Sean Bride 09 June 2022

A man and a woman sitting on a bus

Some of our experiences during lockdown, like the retail investing frenzy, resembled a lab experiment, where scientists test theoretical assumptions by focusing on one or more elements of their theory. Only this time, the theories were accelerated, magnified, and made real. The rise of the retail investor may slow down, now they have less time on their hands, but it is unlikely to stop.  There are wider forces at play, and we’ve seen what can happen.


The biggest driver is the emergence of sophisticated technology, widely available and neatly packaged to fit the palms of our hands. It gives us information, the ability to act on that information and the ability to coordinate our actions.


The frenzied trading in Gamestop shares, which famously upended sophisticated short selling strategies adopted by professional hedge funds, was driven by a retail investor forum. WallStreetBets on Redditt boasted 9.4 million degenerates in 2021, a tenfold increase at the start of 2020. Their moniker encapsulated their attitude – many were motivated by the thrill of the ride. They adopted their own language and challenged the conventional wisdom that the games retailer was no longer relevant in the digital age.


Reddit's degenerates didn’t change the laws of finance. Time will tell if Gamestop can reverse its decline, possibly using the capital it raised on the back of its unexpected share price appreciation. New investors rode a rising market with interventions by central banks boosting asset prices and they still need to experience the other side of the cycle. The key takeaway was the powerful forces unleashed by retail shareholders coordinating their activities on social media and concentrating their sights on a single stock. Imagine what could happen if a group of retail investors combined to address climate change or campaign on a social issue by targeting your company.


The ability for retail investors to act has been greatly enhanced by the emergence of trading apps that don’t charge dealing fees. The likes of Robinhood have been available to US investors for a while but companies such as Freetrade, Lightyear and Dodl have launched in the UK. Another sign of the changing dynamics of the market and retail investors becoming more sophisticated is the availability of fractional shares on some of these new platforms, albeit more relevant to some more expensive US stocks. Another new platform is PrimaryBid, which provides retail investors with access to IPOs and public company fundraises, at the same time and price as the professionals.

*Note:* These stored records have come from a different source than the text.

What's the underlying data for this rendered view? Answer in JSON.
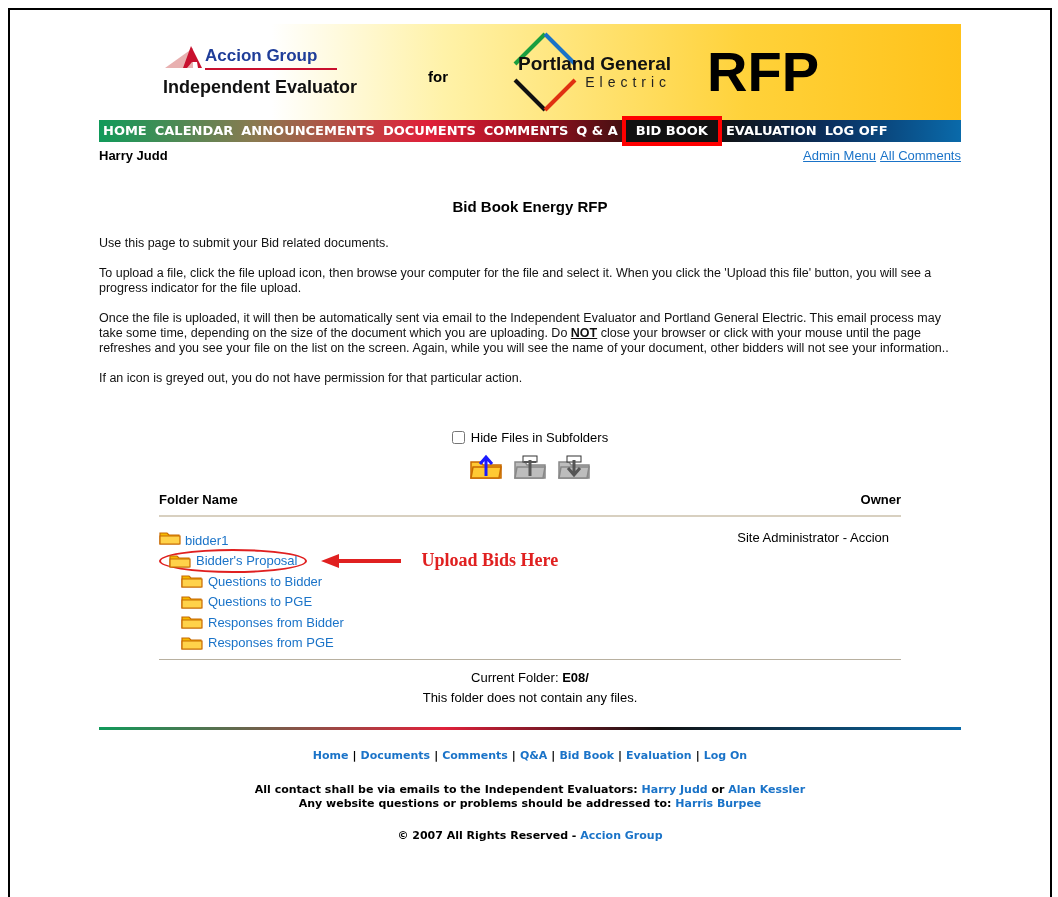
{
  "header": {
    "brand": "Accion Group",
    "brand_subtitle": "Independent Evaluator",
    "connector": "for",
    "client_line1": "Portland General",
    "client_line2": "Electric",
    "badge": "RFP"
  },
  "nav": [
    {
      "label": "HOME",
      "selected": false
    },
    {
      "label": "CALENDAR",
      "selected": false
    },
    {
      "label": "ANNOUNCEMENTS",
      "selected": false
    },
    {
      "label": "DOCUMENTS",
      "selected": false
    },
    {
      "label": "COMMENTS",
      "selected": false
    },
    {
      "label": "Q & A",
      "selected": false
    },
    {
      "label": "BID BOOK",
      "selected": true
    },
    {
      "label": "EVALUATION",
      "selected": false
    },
    {
      "label": "LOG OFF",
      "selected": false
    }
  ],
  "user": "Harry Judd",
  "admin_links": [
    "Admin Menu",
    "All Comments"
  ],
  "title": "Bid Book Energy RFP",
  "paragraphs": [
    "Use this page to submit your Bid related documents.",
    "To upload a file, click the file upload icon, then browse your computer for the file and select it. When you click the 'Upload this file' button, you will see a progress indicator for the file upload.",
    "Once the file is uploaded, it will then be automatically sent via email to the Independent Evaluator and Portland General Electric.  This email process may take some time, depending on the size of the document which you are uploading. Do **NOT** close your browser or click with your mouse until the page refreshes and you see your file on the list on the screen.  Again, while you will see the name of your document, other bidders will not see your information..",
    "If an icon is greyed out, you do not have permission for that particular action."
  ],
  "hide_subfolders": {
    "label": "Hide Files in Subfolders",
    "checked": false
  },
  "toolbar": [
    {
      "kind": "upload",
      "disabled": false
    },
    {
      "kind": "move",
      "disabled": true
    },
    {
      "kind": "download",
      "disabled": true
    }
  ],
  "table": {
    "columns": [
      "Folder Name",
      "Owner"
    ],
    "folders": [
      {
        "name": "bidder1",
        "owner": "Site Administrator - Accion",
        "children": [
          {
            "name": "Bidder's Proposal",
            "highlighted": true
          },
          {
            "name": "Questions to Bidder",
            "highlighted": false
          },
          {
            "name": "Questions to PGE",
            "highlighted": false
          },
          {
            "name": "Responses from Bidder",
            "highlighted": false
          },
          {
            "name": "Responses from PGE",
            "highlighted": false
          }
        ]
      }
    ]
  },
  "annotation": {
    "label": "Upload Bids Here"
  },
  "current_folder": {
    "label": "Current Folder:",
    "value": "E08/"
  },
  "empty_message": "This folder does not contain any files.",
  "footer": {
    "links": [
      "Home",
      "Documents",
      "Comments",
      "Q&A",
      "Bid Book",
      "Evaluation",
      "Log On"
    ],
    "separator": "|",
    "lines": [
      [
        {
          "text": "All contact shall be via emails to the Independent Evaluators: "
        },
        {
          "link": "Harry Judd"
        },
        {
          "text": " or "
        },
        {
          "link": "Alan Kessler"
        }
      ],
      [
        {
          "text": "Any website questions or problems should be addressed to: "
        },
        {
          "link": "Harris Burpee"
        }
      ]
    ],
    "copyright": [
      {
        "text": "© 2007 All Rights Reserved - "
      },
      {
        "link": "Accion Group"
      }
    ]
  }
}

Retail investors can access more information than ever before and it’s very different to the information available to professional investors. Many IROs have never communicated with retail investors and research notes from brokers were never intended for them either. To their frustration, retail investors rarely got access to transcripts of earnings presentations or invites to capital markets days. Specialist publications have proliferated online but the online forum did most to shape the opinions of retail investors. Different sources of information provide a different perspective that the company may not have considered. Gamestop showed what can happen when trading was informed by unconventional views. The result was a share price that had divorced itself from the company’s fundamental value.


These actions and trends, shaped by technology, are operating in a changing environment which concentrates their effect. With more shares held by the big three passive investors, levels of liquidity are lower and coordinated activity by retail shareholders can have more impact. Changes arising from MiFiD have reduced the amount of research published by investment backs with direct access to IROs, particularly for smaller companies. It means there is less information in the marketplace to counter some of the more extreme views emanating from chatrooms.

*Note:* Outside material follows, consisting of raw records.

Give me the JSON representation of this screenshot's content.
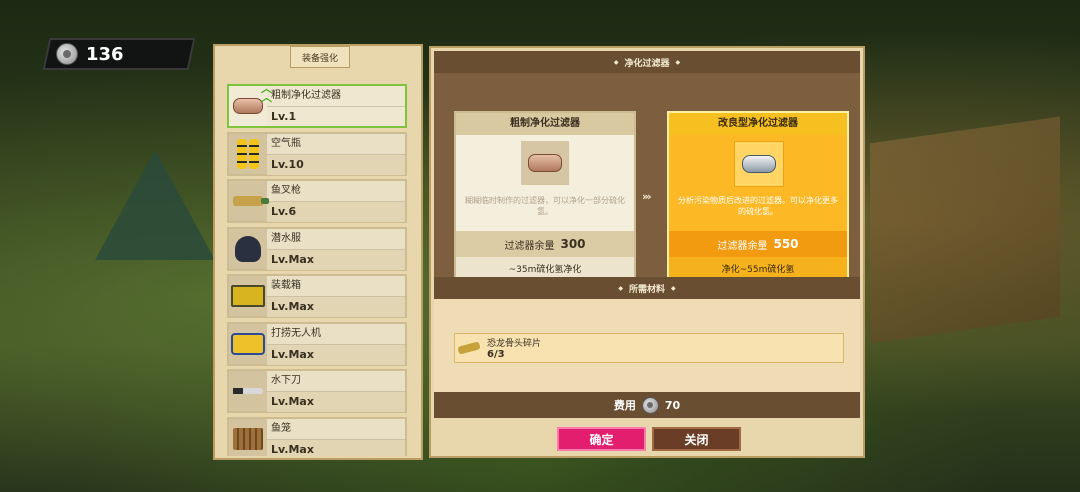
{
  "currency": {
    "icon": "silver-coin-icon",
    "value": "136"
  },
  "left_panel": {
    "header": "装备强化",
    "items": [
      {
        "name": "粗制净化过滤器",
        "level": "Lv.1",
        "icon": "filter-canister-icon",
        "upgradable": true,
        "selected": true
      },
      {
        "name": "空气瓶",
        "level": "Lv.10",
        "icon": "air-tank-icon"
      },
      {
        "name": "鱼叉枪",
        "level": "Lv.6",
        "icon": "harpoon-gun-icon"
      },
      {
        "name": "潜水服",
        "level": "Lv.Max",
        "icon": "diving-suit-icon"
      },
      {
        "name": "装载箱",
        "level": "Lv.Max",
        "icon": "cargo-box-icon"
      },
      {
        "name": "打捞无人机",
        "level": "Lv.Max",
        "icon": "salvage-drone-icon"
      },
      {
        "name": "水下刀",
        "level": "Lv.Max",
        "icon": "dive-knife-icon"
      },
      {
        "name": "鱼笼",
        "level": "Lv.Max",
        "icon": "fish-trap-icon"
      }
    ]
  },
  "right_panel": {
    "section_title": "净化过滤器",
    "current": {
      "title": "粗制净化过滤器",
      "icon": "filter-canister-icon",
      "description": "糊糊临时制作的过滤器，可以净化一部分硫化氢。",
      "remain_label": "过滤器余量",
      "remain_value": "300",
      "effect": "~35m硫化氢净化"
    },
    "next": {
      "title": "改良型净化过滤器",
      "icon": "silver-filter-icon",
      "description": "分析污染物质后改进的过滤器。可以净化更多的硫化氢。",
      "remain_label": "过滤器余量",
      "remain_value": "550",
      "effect": "净化~55m硫化氢"
    },
    "arrows": "›››",
    "materials_title": "所需材料",
    "material": {
      "name": "恐龙骨头碎片",
      "count": "6/3",
      "icon": "dino-bone-icon"
    },
    "cost_label": "费用",
    "cost_value": "70",
    "confirm_label": "确定",
    "close_label": "关闭"
  },
  "colors": {
    "confirm": "#e41e6e",
    "close": "#6a3e26",
    "highlight_card": "#f6b21c",
    "selected_border": "#7ec33e"
  }
}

If the face of these changes, IROs need to review their communication strategy. The annual report has become more important. It is a source of information that has consistently been available to all investors.

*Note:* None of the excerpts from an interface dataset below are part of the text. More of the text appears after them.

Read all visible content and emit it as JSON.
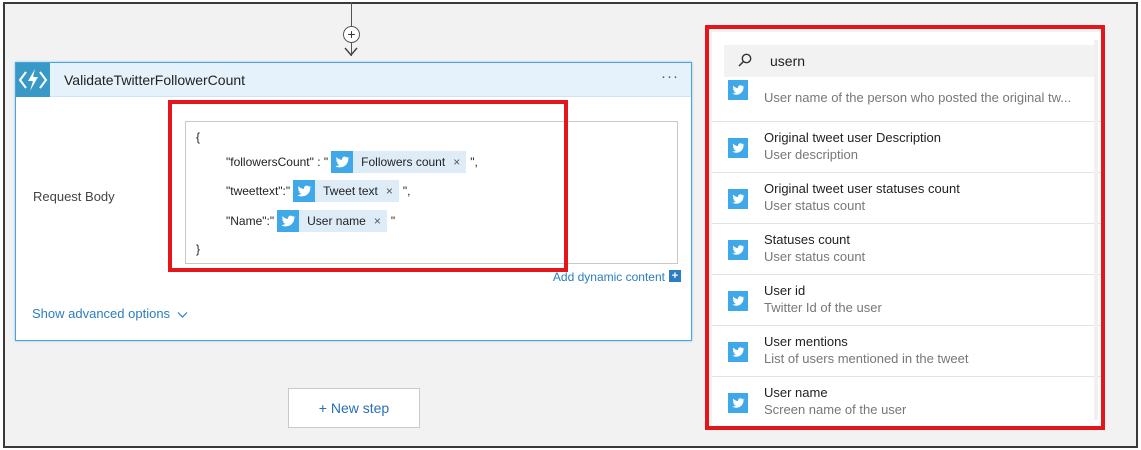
{
  "action": {
    "title": "ValidateTwitterFollowerCount",
    "menu": "···",
    "field_label": "Request Body",
    "body": {
      "open_brace": "{",
      "line1_key": "\"followersCount\" : \"",
      "line1_token": "Followers count",
      "line1_suffix": "\",",
      "line2_key": "\"tweettext\":\"",
      "line2_token": "Tweet text",
      "line2_suffix": "\",",
      "line3_key": "\"Name\":\"",
      "line3_token": "User name",
      "line3_suffix": "\"",
      "close_brace": "}",
      "token_close": "×"
    },
    "dynamic_link": "Add dynamic content",
    "dynamic_plus": "+",
    "show_advanced": "Show advanced options"
  },
  "connector": {
    "add_symbol": "+"
  },
  "new_step": "+ New step",
  "panel": {
    "search_value": "usern",
    "items": [
      {
        "title": "",
        "subtitle": "User name of the person who posted the original tw..."
      },
      {
        "title": "Original tweet user Description",
        "subtitle": "User description"
      },
      {
        "title": "Original tweet user statuses count",
        "subtitle": "User status count"
      },
      {
        "title": "Statuses count",
        "subtitle": "User status count"
      },
      {
        "title": "User id",
        "subtitle": "Twitter Id of the user"
      },
      {
        "title": "User mentions",
        "subtitle": "List of users mentioned in the tweet"
      },
      {
        "title": "User name",
        "subtitle": "Screen name of the user"
      }
    ]
  },
  "colors": {
    "accent": "#3999c6",
    "twitter": "#3ea8e8",
    "highlight": "#e3171b",
    "link": "#2b7ec1"
  }
}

So-called 'meme stocks' reminded us how people find narratives everywhere. Having a consistent top-line message running through your annual report with a design that reinforces it, amplifies your story, and means you shape perceptions.


More than ever, the annual report needs to be credible. Companies must resist the temptation to put a positive spin on their business by not addressing the challenges they face. More effort should be made to explain how the business makes money and the drivers behind this. We’re not suggesting that a new generation of ‘degenerates’ are going to start building valuation models. But if you were an IRO at the centre of a trading frenzy, you need to be sure you’ve done everything in your power to communicate the fundamentals of your business as widely as possible. It also gives you publicly available information to point to should you need to explain your position in a crisis.


The website provides a broader canvas to provide context and detail. It enables you to speak to a bigger audience and is where you can educate investors. Writing content for an intelligent reader who doesn’t necessarily understand your business as opposed to a sell-side analyst you deal with regularly is a good discipline. When people are so familiar with a business, it’s easy to fall foul of the curse of too much knowledge. The writer is unable to imagine a reader without the same level of knowledge and the writing can be dense and hard to follow. Writing for an intelligent person with no specialist knowledge will make your content clearer to all investors.


We don’t advocate communicating in chat rooms, but your website provides an important bridge to social media and the digital world. Posting highlights makes your message more visible and means you can direct people back to the website.  


As we move slowly from pandemic to endemic, restrictions and lockdowns will recede into our memories. In some areas of our lives, the events will mark a turning point. The rise of the retail investor brought into focus changes that will continue to influence investor communication.